PARIS — OHB Technology on Jan. 26 signed a 566 million euro ($800 million) contract with the European Space Agency (Astrium, is still likely to get about 50 percent of the contract’s value in the form of subcontracting work for Astrium affiliates.) to build 14 Galileo navigation and timing satellites and said the company it bested in the competition,
Berry Smutny, chief executive of OHB System of Bremen, Germany, said OHB will be hiring extra staff to handle the Galileo work but will not need to incur any major capital expense in plant or equipment.
“The satellite bus we are using for Galileo is a derivative of the platform we used for the German SAR-Lupe [radar] constellation,” Smutny said in a Jan. 26 interview. “The AIT [assembly, integration and testing] facility was built for SAR-Lupe and has been pretty much empty since that program was completed. So we will not have to add new facilities for Galileo.”
Smutny said the challenge for the OHB team is not so much the company’s production capacity or the technical difficulty of the Galileo satellites, but rather the aggressive delivery schedule. At least 10 of the 14 satellites are scheduled to be launched, two at a time, aboard European versions of Russia’s Soyuz rocket at three-month intervals beginning in December 2012.
ESA signed a launch contract with Evry, France, for the five Soyuz launches at the same Jan. 26 ceremony at the agency’s European Space Research and Technology Centre in Noordwijk, Netherlands at which the OHB contract was signed. The launch contract was valued at 397 million euros. A third contract, for Galileo system support services, was signed with ThalesAlenia Space and valued at about 85 million euros.of
OHB is prime contractor for the German military’s five-satellite SAR-Lupe radar reconnaissance system, which is operating successfully in low Earth orbit.

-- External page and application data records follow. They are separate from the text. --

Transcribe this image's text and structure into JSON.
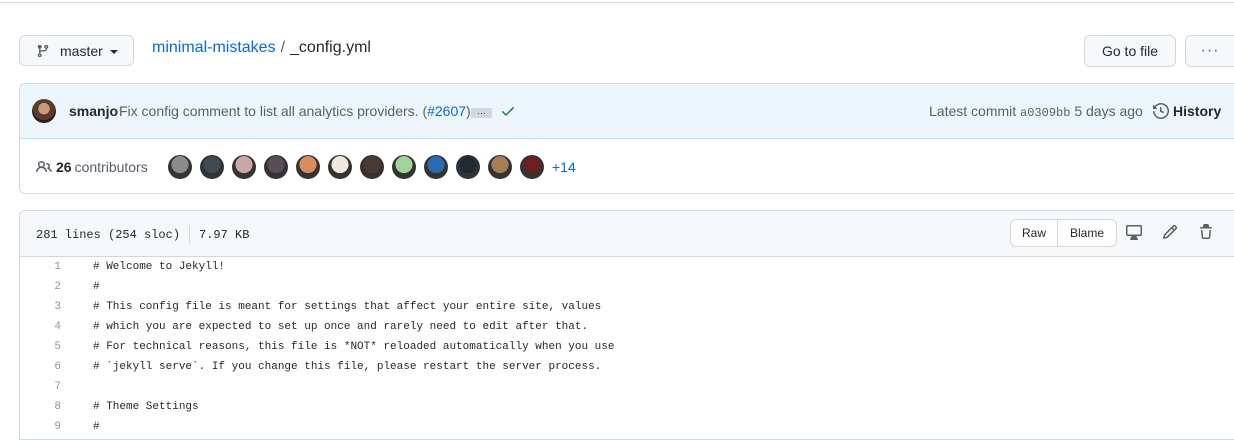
{
  "branch": {
    "name": "master"
  },
  "breadcrumb": {
    "repo": "minimal-mistakes",
    "separator": "/",
    "file": "_config.yml"
  },
  "actions": {
    "goto_file": "Go to file",
    "more": "···"
  },
  "commit": {
    "author": "smanjo",
    "message": "Fix config comment to list all analytics providers. (",
    "pr": "#2607",
    "message_end": ")",
    "ellipsis": "…",
    "latest_label": "Latest commit",
    "sha": "a0309bb",
    "age": "5 days ago",
    "history": "History"
  },
  "contributors": {
    "count": "26",
    "label": "contributors",
    "more": "+14",
    "avatar_colors": [
      "#8b8b8b",
      "#3f4a52",
      "#c9a8a4",
      "#5a4d56",
      "#d98c5f",
      "#f2e7da",
      "#4b3a2f",
      "#9ed49a",
      "#2b6cb0",
      "#1e2a36",
      "#a87d54",
      "#6b1f1f"
    ]
  },
  "file": {
    "lines_info": "281 lines (254 sloc)",
    "size": "7.97 KB",
    "raw": "Raw",
    "blame": "Blame"
  },
  "code": [
    {
      "n": "1",
      "t": "# Welcome to Jekyll!"
    },
    {
      "n": "2",
      "t": "#"
    },
    {
      "n": "3",
      "t": "# This config file is meant for settings that affect your entire site, values"
    },
    {
      "n": "4",
      "t": "# which you are expected to set up once and rarely need to edit after that."
    },
    {
      "n": "5",
      "t": "# For technical reasons, this file is *NOT* reloaded automatically when you use"
    },
    {
      "n": "6",
      "t": "# `jekyll serve`. If you change this file, please restart the server process."
    },
    {
      "n": "7",
      "t": ""
    },
    {
      "n": "8",
      "t": "# Theme Settings"
    },
    {
      "n": "9",
      "t": "#"
    }
  ]
}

Smutny said minor adaptations to the SAR-Lupe platform design will be made for the medium-orbit Galileo system.
OHB and its partner, small-satellite specialist Surrey Satellite Technology Ltd. (SSTL) of Britain, won the competition for the first batch of Galileo spacecraft over a competing bid made by Astrium and ThalesAlenia Space.
But Astrium’s ownership of SSTL and payload-electronics provider TesatSpacecom of Backnang, Germany, plus its possible role as provider of other components, means Astrium likely will harvest 50 percent of the total OHB contract value, Smutny said.
Smutny agreed with an assessment by Astrium Chief Executive Francois Auque that SSTL’s role as supplier of the Galileo satellite payload electronics would account for about 40 percent of the contract’s value.
Smutny said OHB will need to hire 20 to 25 people for the Galileo work — less than it is hiring for the Small Geo satellite platform, which OHB is developing with backing from the European and German space agencies. The Small Geo platform is being positioned as a product for operators of commercial telecommunications satellites.
Smutny bristled at suggestions that the Astrium-ThalesAlenia Space consortium might have been considered the favorite to win the Galileo work because the size of the two companies dwarfs that of the OHB-SSTL team.
“We are the ones with the experience in building constellations,” Smutny said. “SAR-Lupe is in space and is operating. SSTL’sGiove-A satellite was built and launched on time and is also operating well. We are the ones with the flight heritage.”
Giove-A, a Galileo demonstration satellite, was built by SSTL.
Smutny said he expects the European Commission, which is financing Galileo and has hired ESA to perform program technical oversight, will issue requests for bids on a second batch of Galileo satellites in 2010, with a contractor selection to be made in 2011.
The commission has said it wants to maintain competition in the Galileo selection, and also that it wants to have two suppliers of Galileo satellites over the long term.
“We fully expect that there will be a new competition for the second batch and that we will fight hard for this,” Smutny said.